(2021) The steep, slate vineyards of Priorat lie at high altitude close to Barcelona, and not too far from where Torres has its base. This is a blend of Cariñena, Garnacha and Syrah, aged 14 months in French oak. It has a refined, vinous nose, cherries and blackcurrants, touched by graphite and light, creamy, polished oak. There's something a little earthy and gravelly too, adding to the appeal. The palate has great energy: a lip-smacking burst of juicy black fruits and acidity fills the mouth, while smoky, bittersweet dark chocolate notes swirl around.
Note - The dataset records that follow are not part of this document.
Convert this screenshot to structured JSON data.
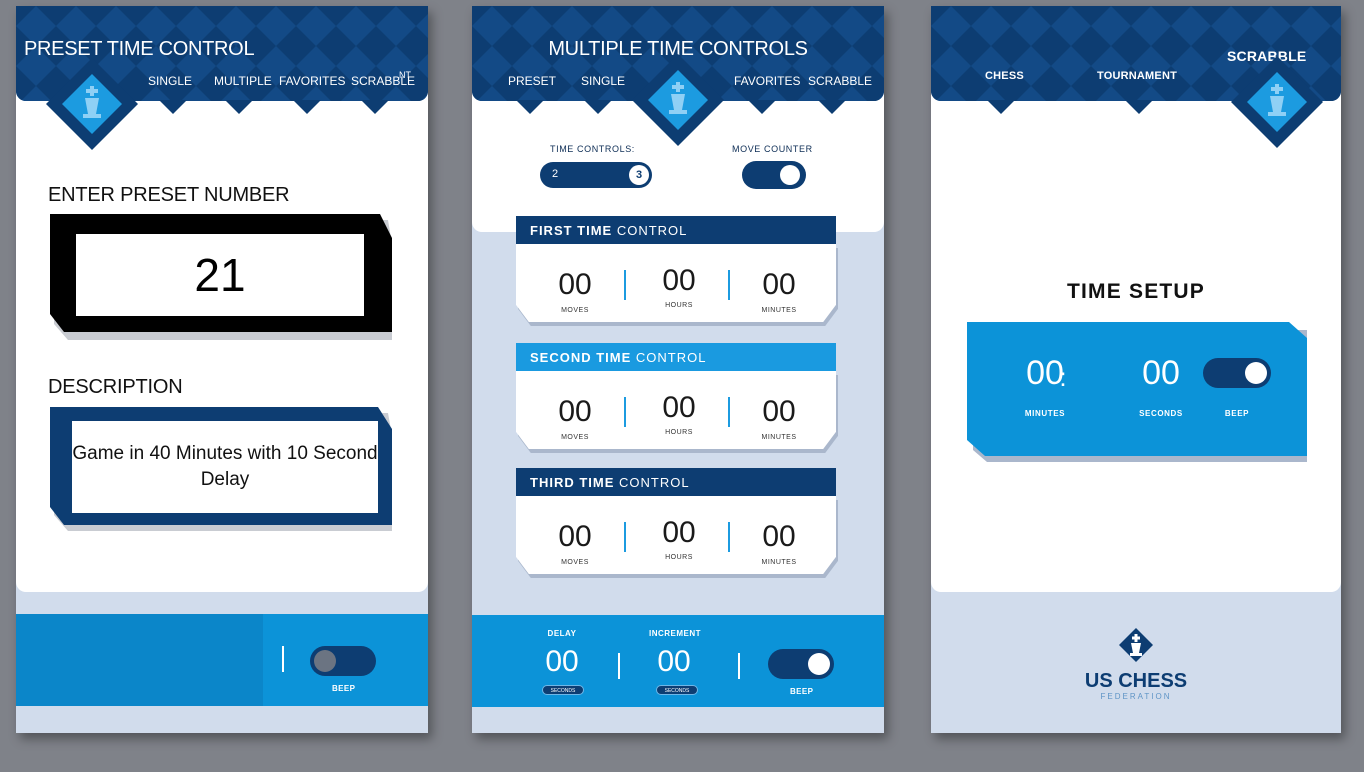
{
  "colors": {
    "navy": "#0d3d72",
    "blue": "#0c93d8",
    "light": "#d1dcec",
    "bg": "#7f8289"
  },
  "panel1": {
    "title": "PRESET TIME CONTROL",
    "nav": [
      "SINGLE",
      "MULTIPLE",
      "FAVORITES",
      "SCRABBLE"
    ],
    "nav_overflow": "NT",
    "preset_label": "ENTER PRESET NUMBER",
    "preset_value": "21",
    "description_label": "DESCRIPTION",
    "description_value": "Game in 40 Minutes with 10 Second Delay",
    "beep_label": "BEEP",
    "beep_on": false
  },
  "panel2": {
    "title": "MULTIPLE TIME CONTROLS",
    "nav": [
      "PRESET",
      "SINGLE",
      "FAVORITES",
      "SCRABBLE"
    ],
    "time_controls_label": "TIME CONTROLS:",
    "time_controls_options": [
      "2",
      "3"
    ],
    "time_controls_selected": "3",
    "move_counter_label": "MOVE COUNTER",
    "move_counter_on": true,
    "controls": [
      {
        "title_bold": "FIRST TIME",
        "title_rest": "CONTROL",
        "values": [
          "00",
          "00",
          "00"
        ],
        "labels": [
          "MOVES",
          "HOURS",
          "MINUTES"
        ]
      },
      {
        "title_bold": "SECOND TIME",
        "title_rest": "CONTROL",
        "values": [
          "00",
          "00",
          "00"
        ],
        "labels": [
          "MOVES",
          "HOURS",
          "MINUTES"
        ]
      },
      {
        "title_bold": "THIRD TIME",
        "title_rest": "CONTROL",
        "values": [
          "00",
          "00",
          "00"
        ],
        "labels": [
          "MOVES",
          "HOURS",
          "MINUTES"
        ]
      }
    ],
    "delay_label": "DELAY",
    "delay_value": "00",
    "delay_unit": "SECONDS",
    "increment_label": "INCREMENT",
    "increment_value": "00",
    "increment_unit": "SECONDS",
    "beep_label": "BEEP",
    "beep_on": true
  },
  "panel3": {
    "nav": [
      "CHESS",
      "TOURNAMENT",
      "SCRABBLE"
    ],
    "title": "TIME SETUP",
    "minutes_value": "00",
    "seconds_value": "00",
    "separator": ":",
    "minutes_label": "MINUTES",
    "seconds_label": "SECONDS",
    "beep_label": "BEEP",
    "beep_on": true,
    "logo_line1": "US CHESS",
    "logo_line2": "FEDERATION"
  }
}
Tannins are very plush and fine, and the length is excellent.
(2021) From the cool apple country of Elgin in coastal South Africa, a juicy and tropical fruit-scented Sauvignon with only the merest touch of grassiness or elderflower, quite Loire-like in style, though the palate does have vibrant punch and a line of acidity that does make it vibrant and quite intense on the palate
(2020) The State of Victoria in Australia is home to some of the best Pinot Noir wines in the southern hemisphere, and the Mornington Peninsula, just south of Melbourne, is a prime spot. From estate vineyards planted in 1999, this was fermented in open vats using wild yeasts and matured for a year in older oak puncheons (larger, 500-litre barrels). It's a fairly full and ripe style of Pinot, but not too 'solid', retaining lovely Pinot energy and freshness, a pert cherry fruitiness and orangey tang to the fruit and acidity, the briskness of the tannins adding the fleet-footed character, in a fruity and charming Pinot for drinking now I'd guess.
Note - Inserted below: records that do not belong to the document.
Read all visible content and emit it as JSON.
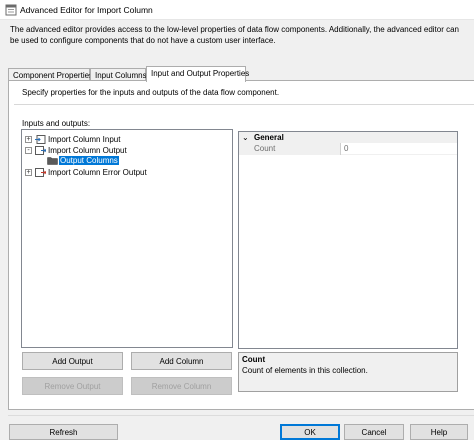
{
  "window": {
    "title": "Advanced Editor for Import Column",
    "description": "The advanced editor provides access to the low-level properties of data flow components. Additionally, the advanced editor can be used to configure components that do not have a custom user interface."
  },
  "tabs": [
    {
      "label": "Component Properties",
      "active": false
    },
    {
      "label": "Input Columns",
      "active": false
    },
    {
      "label": "Input and Output Properties",
      "active": true
    }
  ],
  "panel": {
    "hint": "Specify properties for the inputs and outputs of the data flow component.",
    "io_label": "Inputs and outputs:"
  },
  "tree": {
    "nodes": [
      {
        "label": "Import Column Input",
        "expander": "+",
        "level": 0
      },
      {
        "label": "Import Column Output",
        "expander": "-",
        "level": 0
      },
      {
        "label": "Output Columns",
        "expander": "",
        "level": 1,
        "selected": true
      },
      {
        "label": "Import Column Error Output",
        "expander": "+",
        "level": 0
      }
    ]
  },
  "properties": {
    "category": "General",
    "category_toggle": "⌄",
    "rows": [
      {
        "name": "Count",
        "value": "0"
      }
    ],
    "help_title": "Count",
    "help_text": "Count of elements in this collection."
  },
  "buttons": {
    "add_output": "Add Output",
    "add_column": "Add Column",
    "remove_output": "Remove Output",
    "remove_column": "Remove Column",
    "refresh": "Refresh",
    "ok": "OK",
    "cancel": "Cancel",
    "help": "Help"
  },
  "colors": {
    "selection": "#0078d7",
    "window_bg": "#f0f0f0"
  }
}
(2020) Quite plush, with pulpy, inviting red fruits. There’s a gentle smokiness and hint of vanilla, all very attractive. In the mouth it has very tangy, grapefruit and Seville orange acidity that gives a lots of cleansing, freshness to the wine, though the firm tannins and the savoury fruit are very nicely balanced. Price and stockist quoted at time of review for the previous vintage.
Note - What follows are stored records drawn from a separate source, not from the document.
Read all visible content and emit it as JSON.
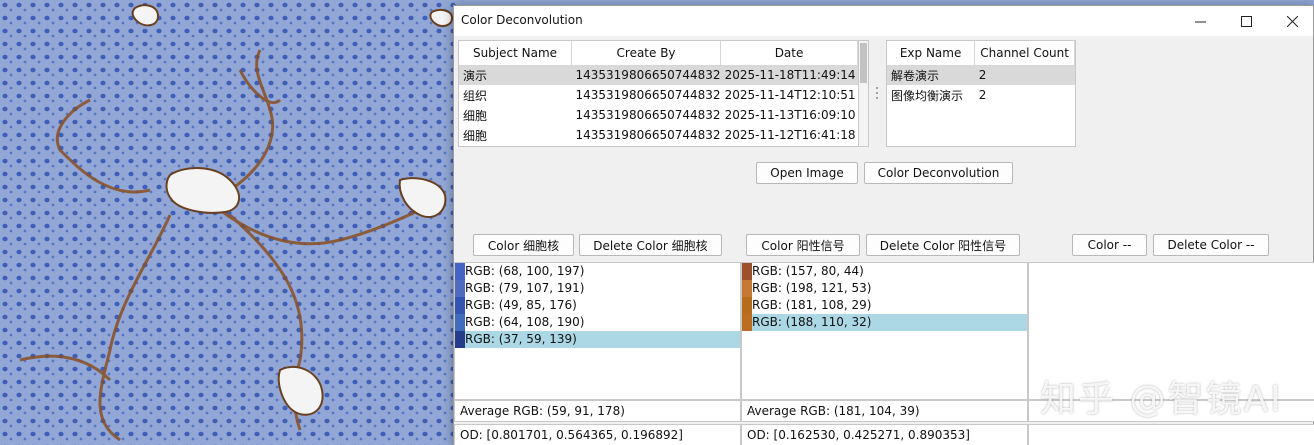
{
  "window": {
    "title": "Color Deconvolution"
  },
  "subject_table": {
    "headers": [
      "Subject Name",
      "Create By",
      "Date"
    ],
    "rows": [
      [
        "演示",
        "1435319806650744832",
        "2025-11-18T11:49:14"
      ],
      [
        "组织",
        "1435319806650744832",
        "2025-11-14T12:10:51"
      ],
      [
        "细胞",
        "1435319806650744832",
        "2025-11-13T16:09:10"
      ],
      [
        "细胞",
        "1435319806650744832",
        "2025-11-12T16:41:18"
      ]
    ],
    "selected_index": 0
  },
  "exp_table": {
    "headers": [
      "Exp Name",
      "Channel Count"
    ],
    "rows": [
      [
        "解卷演示",
        "2"
      ],
      [
        "图像均衡演示",
        "2"
      ]
    ],
    "selected_index": 0
  },
  "actions": {
    "open_image": "Open Image",
    "color_deconvolution": "Color Deconvolution"
  },
  "channels": [
    {
      "color_button": "Color 细胞核",
      "delete_button": "Delete Color 细胞核",
      "colors": [
        {
          "label": "RGB: (68, 100, 197)",
          "hex": "#4464c5"
        },
        {
          "label": "RGB: (79, 107, 191)",
          "hex": "#4f6bbf"
        },
        {
          "label": "RGB: (49, 85, 176)",
          "hex": "#3155b0"
        },
        {
          "label": "RGB: (64, 108, 190)",
          "hex": "#406cbe"
        },
        {
          "label": "RGB: (37, 59, 139)",
          "hex": "#253b8b"
        }
      ],
      "selected_index": 4,
      "average": "Average RGB: (59, 91, 178)",
      "od": "OD:   [0.801701, 0.564365, 0.196892]"
    },
    {
      "color_button": "Color 阳性信号",
      "delete_button": "Delete Color 阳性信号",
      "colors": [
        {
          "label": "RGB: (157, 80, 44)",
          "hex": "#9d502c"
        },
        {
          "label": "RGB: (198, 121, 53)",
          "hex": "#c67935"
        },
        {
          "label": "RGB: (181, 108, 29)",
          "hex": "#b56c1d"
        },
        {
          "label": "RGB: (188, 110, 32)",
          "hex": "#bc6e20"
        }
      ],
      "selected_index": 3,
      "average": "Average RGB: (181, 104, 39)",
      "od": "OD:   [0.162530, 0.425271, 0.890353]"
    },
    {
      "color_button": "Color --",
      "delete_button": "Delete Color --",
      "colors": [],
      "average": "",
      "od": ""
    }
  ],
  "watermark": "知乎 @智镜AI",
  "colors": {
    "selection_blue": "#acd8e6",
    "row_selected_gray": "#d9d9d9",
    "tissue_blue": "#8ea3d3"
  },
  "icons": [
    "minimize-icon",
    "maximize-icon",
    "close-icon",
    "splitter-grip-icon"
  ]
}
(2019) A blend of 80% Corvina, and 10% each of Rondinella and Oseleta. From volcanic soils high in the hills. The nose is taut, with graphite and minerals rather than anything overtly fruity. 15 months in oak adds a little creamy weight, but it remains taut and showing beautiful extract with tight tannins and firm acid backbone, a smooth but elegantly austere wine with great length.
(2019) Good and expressive Gewürztraminer aromas, with some lychee, old roses and a touch of geranium and Turkish delight. 12.24g/l of residual sugar gives softness and only gentle sweetness, a fresh, ligh-bodied character and plenty of sour lemon kicking in to the finish, gives very nice length and balance.
(2019) Blending 50% Assyrtiko with 50% Malagousia, this is made in all stainless steel. Definitely some floral notes here, but a more citrus and green apple bite and freshness. The palate is very pure, with the touch of saline and plenty of citrus freshness.
(2019) Made from the variety Malagousia that was saved from virtual extinction by Vangelis Gerovassiliou who championed the variety. Twenty percent of the wine is fermented in seasoned barrels. Floral, Muscat-like aromas dominate, jasmine perfume and fragrant peach down and lemon zest. Lovely fresh and crisp palate, quite Sancerre-like in the mouth, with plenty of zest.
(2019) Made from 100-year-old, pre-phyloxerra vines, trained into coils to guard against the wind and heat. This was harvested at the end of July, which perhaps accounts for the little thiol character, a touch of elderflower and herbs but there's a creamy depth to the aroma. Always fresh and bright on the palate with so much zing and zip, finishing mouth-wateringly dry and fresh.
(2019) In terms of the export market this is Gaia's entry level red wine. It shows a little bit of cedary oak, and fresh dry flavours on the palate. Easy-drinking red, ripe with smoothing oak and gentle tannins into a spicy finish. Nice juiciness and freshness.